## WHAT TO PRODUCE
In the records below, find each line containing the word "Index" and copy it.

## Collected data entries

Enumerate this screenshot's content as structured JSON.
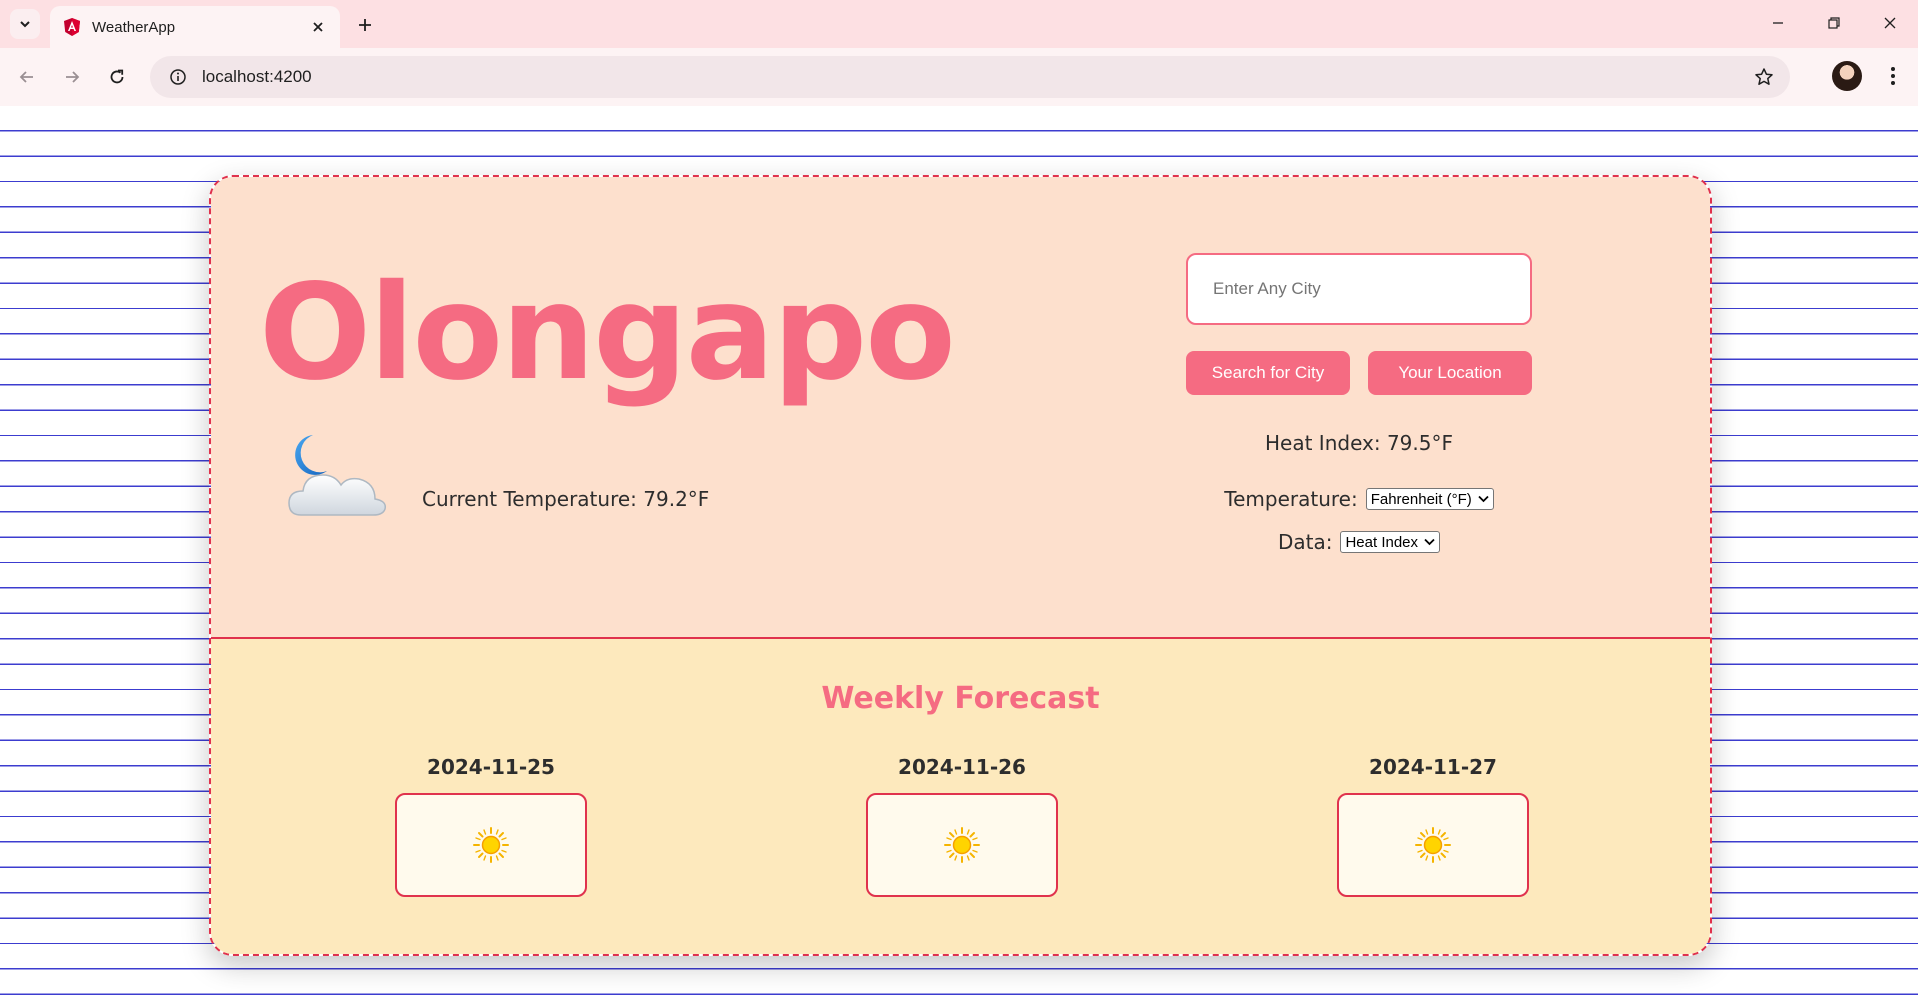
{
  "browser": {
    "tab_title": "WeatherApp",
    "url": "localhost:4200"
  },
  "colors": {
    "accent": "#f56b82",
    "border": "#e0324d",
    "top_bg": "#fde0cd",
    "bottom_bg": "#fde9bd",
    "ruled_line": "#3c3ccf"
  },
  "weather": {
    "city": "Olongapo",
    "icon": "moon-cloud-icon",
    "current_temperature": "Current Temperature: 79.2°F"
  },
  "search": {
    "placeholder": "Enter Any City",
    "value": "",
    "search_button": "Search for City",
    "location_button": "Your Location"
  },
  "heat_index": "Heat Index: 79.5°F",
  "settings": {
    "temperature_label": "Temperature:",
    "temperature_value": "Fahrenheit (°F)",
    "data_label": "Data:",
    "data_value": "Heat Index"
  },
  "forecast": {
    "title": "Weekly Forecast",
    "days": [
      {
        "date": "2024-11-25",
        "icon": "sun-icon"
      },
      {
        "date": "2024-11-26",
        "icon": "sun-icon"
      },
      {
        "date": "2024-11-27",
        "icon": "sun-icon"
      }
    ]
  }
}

## TASK OUTPUT
  "heat_index": "Heat Index: 79.5°F",
    "data_value": "Heat Index"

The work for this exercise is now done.